Maruti Suzuki: Mandatory six airbags to negatively impact small car brand; Maruti wants the government to reconsider the proposal

Maruti Suzuki India (MSI) wants the government to reconsider the proposal to make six airbags mandatory in passenger cars, saying that the standard will negatively affect the already shrinking market for small cars and may even affect jobs in the car sector that ‘ t move forward. The car major noted that the scheme had a major impact on the entry-level cost-sensitive car segment – which has been facing headwinds and witnessing declining sales over the past three years – making it even harder for two-wheelers to upgrade to small cars.

Earlier this year, the Department of Transportation said it will oblige car manufacturers to supply a minimum of six airbags in motor vehicles from October this year that can carry a maximum of 8 passengers for improved occupant safety.

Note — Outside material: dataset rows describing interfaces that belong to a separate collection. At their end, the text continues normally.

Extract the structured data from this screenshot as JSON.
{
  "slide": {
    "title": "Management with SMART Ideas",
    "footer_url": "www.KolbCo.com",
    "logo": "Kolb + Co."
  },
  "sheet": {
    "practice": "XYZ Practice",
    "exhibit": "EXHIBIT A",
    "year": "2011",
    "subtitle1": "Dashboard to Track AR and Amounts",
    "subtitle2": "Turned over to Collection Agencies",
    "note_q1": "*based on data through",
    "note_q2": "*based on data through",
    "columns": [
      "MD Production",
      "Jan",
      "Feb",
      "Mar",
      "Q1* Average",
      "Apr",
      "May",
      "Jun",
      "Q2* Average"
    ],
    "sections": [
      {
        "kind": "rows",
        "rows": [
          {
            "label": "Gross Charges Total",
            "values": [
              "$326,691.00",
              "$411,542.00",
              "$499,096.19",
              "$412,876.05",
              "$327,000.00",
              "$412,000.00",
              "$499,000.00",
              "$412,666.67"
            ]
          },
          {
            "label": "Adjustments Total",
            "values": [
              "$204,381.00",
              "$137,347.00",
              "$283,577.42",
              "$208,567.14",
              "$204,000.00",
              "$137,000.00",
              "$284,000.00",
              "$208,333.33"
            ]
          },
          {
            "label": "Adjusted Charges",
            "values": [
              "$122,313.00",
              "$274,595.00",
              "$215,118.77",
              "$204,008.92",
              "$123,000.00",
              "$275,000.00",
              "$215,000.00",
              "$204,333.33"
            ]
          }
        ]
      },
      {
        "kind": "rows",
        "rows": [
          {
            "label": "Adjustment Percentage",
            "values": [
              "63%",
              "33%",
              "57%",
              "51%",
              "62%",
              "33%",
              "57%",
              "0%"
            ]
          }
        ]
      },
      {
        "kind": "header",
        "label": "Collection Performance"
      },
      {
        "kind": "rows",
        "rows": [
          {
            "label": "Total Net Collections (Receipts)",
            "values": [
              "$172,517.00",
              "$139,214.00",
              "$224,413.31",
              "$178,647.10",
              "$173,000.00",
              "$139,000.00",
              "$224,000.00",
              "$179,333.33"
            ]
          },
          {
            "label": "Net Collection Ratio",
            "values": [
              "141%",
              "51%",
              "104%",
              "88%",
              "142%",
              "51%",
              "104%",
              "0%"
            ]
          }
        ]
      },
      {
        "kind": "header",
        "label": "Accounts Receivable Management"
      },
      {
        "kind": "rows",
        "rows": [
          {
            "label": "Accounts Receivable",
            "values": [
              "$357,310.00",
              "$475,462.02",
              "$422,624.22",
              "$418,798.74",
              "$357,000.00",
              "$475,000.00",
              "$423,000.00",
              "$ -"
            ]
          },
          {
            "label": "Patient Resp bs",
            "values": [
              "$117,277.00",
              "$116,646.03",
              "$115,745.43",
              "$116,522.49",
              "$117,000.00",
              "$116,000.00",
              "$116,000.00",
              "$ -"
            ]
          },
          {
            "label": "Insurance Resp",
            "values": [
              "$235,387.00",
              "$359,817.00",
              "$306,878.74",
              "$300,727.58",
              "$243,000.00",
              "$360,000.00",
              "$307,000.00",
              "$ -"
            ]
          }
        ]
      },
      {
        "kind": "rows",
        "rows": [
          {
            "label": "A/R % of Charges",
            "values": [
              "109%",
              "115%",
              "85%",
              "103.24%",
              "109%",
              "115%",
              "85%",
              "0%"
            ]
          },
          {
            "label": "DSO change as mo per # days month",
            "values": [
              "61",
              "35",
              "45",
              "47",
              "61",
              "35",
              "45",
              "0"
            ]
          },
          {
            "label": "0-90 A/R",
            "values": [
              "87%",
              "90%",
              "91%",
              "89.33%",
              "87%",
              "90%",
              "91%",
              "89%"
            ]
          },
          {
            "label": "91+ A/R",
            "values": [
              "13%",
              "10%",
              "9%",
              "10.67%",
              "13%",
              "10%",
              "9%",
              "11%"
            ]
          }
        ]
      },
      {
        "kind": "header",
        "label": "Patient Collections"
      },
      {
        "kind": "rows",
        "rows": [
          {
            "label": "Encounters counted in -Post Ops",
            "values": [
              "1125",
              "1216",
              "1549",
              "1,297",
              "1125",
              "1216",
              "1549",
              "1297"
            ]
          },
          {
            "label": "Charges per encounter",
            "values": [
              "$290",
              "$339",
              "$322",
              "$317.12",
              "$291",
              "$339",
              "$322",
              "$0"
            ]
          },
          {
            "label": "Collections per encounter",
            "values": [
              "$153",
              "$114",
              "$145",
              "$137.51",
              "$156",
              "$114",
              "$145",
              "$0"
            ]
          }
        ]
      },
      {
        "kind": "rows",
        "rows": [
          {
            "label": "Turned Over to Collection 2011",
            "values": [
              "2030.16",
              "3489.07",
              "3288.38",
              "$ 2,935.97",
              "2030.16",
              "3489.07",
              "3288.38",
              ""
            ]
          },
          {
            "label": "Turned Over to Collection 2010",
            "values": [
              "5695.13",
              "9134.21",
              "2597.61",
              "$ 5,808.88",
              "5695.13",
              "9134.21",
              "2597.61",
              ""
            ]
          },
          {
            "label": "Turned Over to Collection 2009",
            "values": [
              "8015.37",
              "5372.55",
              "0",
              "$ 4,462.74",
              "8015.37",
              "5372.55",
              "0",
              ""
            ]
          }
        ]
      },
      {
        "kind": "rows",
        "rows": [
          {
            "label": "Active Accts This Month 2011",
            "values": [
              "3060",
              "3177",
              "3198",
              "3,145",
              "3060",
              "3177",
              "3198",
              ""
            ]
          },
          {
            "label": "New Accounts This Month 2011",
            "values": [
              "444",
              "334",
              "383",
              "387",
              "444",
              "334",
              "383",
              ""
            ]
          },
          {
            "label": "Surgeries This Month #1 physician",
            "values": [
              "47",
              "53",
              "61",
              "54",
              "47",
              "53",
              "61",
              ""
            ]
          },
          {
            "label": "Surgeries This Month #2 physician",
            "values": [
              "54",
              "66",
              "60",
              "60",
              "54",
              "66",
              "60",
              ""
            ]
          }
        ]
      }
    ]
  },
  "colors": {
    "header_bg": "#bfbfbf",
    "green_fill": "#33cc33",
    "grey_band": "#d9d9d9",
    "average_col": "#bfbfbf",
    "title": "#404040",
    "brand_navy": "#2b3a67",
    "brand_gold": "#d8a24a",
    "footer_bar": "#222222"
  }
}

In an interaction with PTI, MSI President RC Bhargava said that the cost of entry-level cars has already risen sharply due to the implementation of various regulatory standards in recent years, including the BSVI emissions regime of 1 April 2020.

As prices rise, sales of small cars are particularly affected in non-metro markets across the country, the veteran industry leader said.

He warned that with the implementation of the six airbag scheme, prices will continue to rise, leading to further shrinkage of the domestic small car industry.

“So, the fear is that through this (six airbags) the market will get smaller. The car manufacturing sector is important because it is a big creator of employment. When the car sells in the market, it creates a lot of jobs – drivers , maintenance, repairs, accessories etc., “said Bhargava.

He added: “If the car market does not grow as it has in the last three years, it will have a negative effect on job creation and economic growth.”

When Bhargava was asked how much the price of cars could go up due to the addition of airbags, Bhargava said: “I’m not sure, but it could be in the range of Rs 20,000-25,000, what for a small car buyer a a lot of money. ”

He noted that there were not many countries around the world that might have implemented such regulations.

“I think we’ll be among the first countries to do that … so we in the industry think it’s not the right time to introduce six airbag regulations. We would like the government to reconsider this matter, “said Bhargava.

According to the government, the airbags will ensure the safety of passengers in all segments, regardless of the cost / variant of the car.

According to the latest government data, in 2020 a total of 1,16,496 traffic accidents occurred on national highways (NHs), including highways, in 2020, causing 47,984 deaths.

While acknowledging that airbags help save lives in the event of a traffic accident, Bhargava noted that the cost increase due to the scheme will, however, discourage many riding two-wheelers from upgrading to entry-level cars.

“Driving a two-wheeler is safer every day than driving a car. So, overall deaths from car accidents can come down. While the chances of deaths in the two-wheeler can go up. So, generally if there are advantage is in all this it is a matter of thinking, “he said.

The case needs to be looked at in total, Bhargava noted.

He stated that the impact on small cars is more compared to larger cars as the costs go up.

“That’s what happened and now we will have these extra costs of extra airbags again, so the industry has expressed an opinion that the market for the small cars will be further smaller,” said Bhargava.

He noted that with a hit on the affordable factor, small car decline is shrinking in the smaller cities, towns and countryside, while the market for expensive cars in urban centers went up across the country.

MSI is the dominant player in the hatchback segment with a market share of more than 70 percent. It sells models such as Alto, S-Presso, and Celerio, among others, in the vertical.


Notice: ob_end_flush(): failed to send buffer of zlib output compression (0) in /home/rvpgmedi/public_html/wp-includes/functions.php on line 5275